Archive for October, 2014

Back Open Again

Preview of coming attractions


These were the people that influenced me.  The people that I looked up to, the guys that I tried to be like.  They come in all age groups from wise older men to cool young guys.


Frank Richard Hernandez.  Not a Bojon. but he lived in Bojon Town.  Probably not a name you recognize at first.  Everyone called him “Chico”.   I always did.  He was a true hero to me.  I believe he got polio when he was little.  It cost him the use of an arm, and he always limped a bit.  You could tell that it hurt, but he never talked about it.  He could do more with that one hand than most people could do with two.  And he was brilliant.  He was a simple man, but he had such insight into life that I would sit and listen to him for hours.  And he was hilarious.  He had a self-deprecating humor that most people didn’t get.  He used to call himself ‘The little Messican”.   Most people don’t know that he was responsible for me meeting my wife.  We were working in the gas station, and Velma was walking on the other side of the street.  Chico commented that she was starting to become quite a good looking girl, and I agreed, although that wasn’t exactly the language that we used in the gas station.  It was forbidden to speak like that.  It was probably more like ‘Wow!  That little girl from up the street is looking pretty fine!’  So, I said that I should probably go and ask her out.  He bet me a Pepsi that I couldn’t get a date with her.  I won the Pepsi.  The girl and I were married 35 years ago yesterday.  Thanks, Cheeks!!!


Anton Mramor.  Definitely a Bojon.  Everyone called him “Teedles”.  The stories about Teedles are many, and all hilarious.  He was pulling a chain through the work area.  A co-worker asked him why he was pulling the chain.  Teedles responded ‘Did you ever try pushing one”?  That was Teedles in a nutshell.  He had a quick response and a sense of timing that would make any stand up comedian jealous.   He was like a sentinel.  He would walk through the neighborhood and talk to everyone, and he saw everything.  Sitting in the gas station and listen to him tell stories was a joy.  And he was more than a funny guy.  He was very informed and loved to talk about politics.  He always reminded me of the Scarecrow in the Wizard of Oz.  Man, that’s a guy that could have only existed in Bojon Town.
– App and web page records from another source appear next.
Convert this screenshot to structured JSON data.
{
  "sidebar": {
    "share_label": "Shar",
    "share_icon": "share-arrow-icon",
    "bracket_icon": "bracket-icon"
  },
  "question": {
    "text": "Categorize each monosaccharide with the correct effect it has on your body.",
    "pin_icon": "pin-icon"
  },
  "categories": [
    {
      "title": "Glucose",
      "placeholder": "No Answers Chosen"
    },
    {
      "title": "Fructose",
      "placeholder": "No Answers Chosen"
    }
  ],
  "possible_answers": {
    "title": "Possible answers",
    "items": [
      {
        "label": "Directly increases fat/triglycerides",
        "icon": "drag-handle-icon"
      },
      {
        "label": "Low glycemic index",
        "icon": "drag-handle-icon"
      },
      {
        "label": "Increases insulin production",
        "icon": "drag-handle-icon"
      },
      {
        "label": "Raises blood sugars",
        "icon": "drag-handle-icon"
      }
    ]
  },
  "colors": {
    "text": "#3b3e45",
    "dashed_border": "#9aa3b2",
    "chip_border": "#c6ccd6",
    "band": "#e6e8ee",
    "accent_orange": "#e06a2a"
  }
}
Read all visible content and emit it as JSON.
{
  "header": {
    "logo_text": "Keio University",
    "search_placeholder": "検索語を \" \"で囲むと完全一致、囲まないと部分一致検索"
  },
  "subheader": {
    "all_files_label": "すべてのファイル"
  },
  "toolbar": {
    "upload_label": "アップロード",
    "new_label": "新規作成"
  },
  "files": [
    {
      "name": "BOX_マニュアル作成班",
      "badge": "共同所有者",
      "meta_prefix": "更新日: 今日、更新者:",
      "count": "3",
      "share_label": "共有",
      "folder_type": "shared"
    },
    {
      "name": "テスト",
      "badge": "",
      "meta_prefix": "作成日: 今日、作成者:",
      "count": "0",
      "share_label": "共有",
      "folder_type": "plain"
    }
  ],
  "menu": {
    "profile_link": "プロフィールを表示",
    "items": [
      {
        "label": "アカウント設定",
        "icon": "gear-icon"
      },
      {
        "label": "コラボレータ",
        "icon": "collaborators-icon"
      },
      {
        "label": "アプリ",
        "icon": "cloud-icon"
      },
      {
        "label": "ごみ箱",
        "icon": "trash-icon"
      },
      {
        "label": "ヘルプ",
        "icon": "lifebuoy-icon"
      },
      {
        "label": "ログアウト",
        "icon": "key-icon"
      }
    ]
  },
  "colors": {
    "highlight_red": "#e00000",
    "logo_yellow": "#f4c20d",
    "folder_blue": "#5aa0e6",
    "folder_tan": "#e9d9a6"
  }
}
Edward Kocman.  The Bojon, to me.  If they had Bojon in the dictionary, my Uncle Haizie’s picture would be there.  (help me with this spelling!  I’m a horrible Bojon nickname speller).  Some knew him as Spike.  He was a big man.  Around the other old guys, he was in his element.  They’d argue about things, and even when they agreed, they sounded like they were arguing.  But when you were just having a conversation, he was a very quiet, gentle man.  He would go for walks after he retired.  Every day.  And not just walks.  He’d walk from Bojon Town to Roncalli High School and back.  Daily.  I bought my first car from him for $200.  A red 1960 Chevy Impala.  It had just over 100,000 miles on it.  Most cars with that many miles were shot.  This one was like new.  You could eat off of the engine.  It ran like a clock.  One day after a huge rainstorm, the intersection at Mesa and Santa Fe was flooded.  No one could get through, and any car that tried to go ended up dying out.  I pulled up and Uncle Haizie was standing on the corner.  He told me not to go, and I told him to back up and watch how it’s done.  I backed up about 40 feet, punched it, and hit that puddle at about 40 mph.  I threw up a wave that would have swamped the Titanic.  A cloud of steam from my engine nearly blinded me.  My car died out, and I put it in neutral and coasted right into my parking place next to my mom and dad’s house.  I got out, and I could hear Uncle laughing from 100 feet away.  He was slapping me on the back and saying that was the best thing he ever saw.  He had such a sense of humor and a sense of family that he’s still inspiring to me.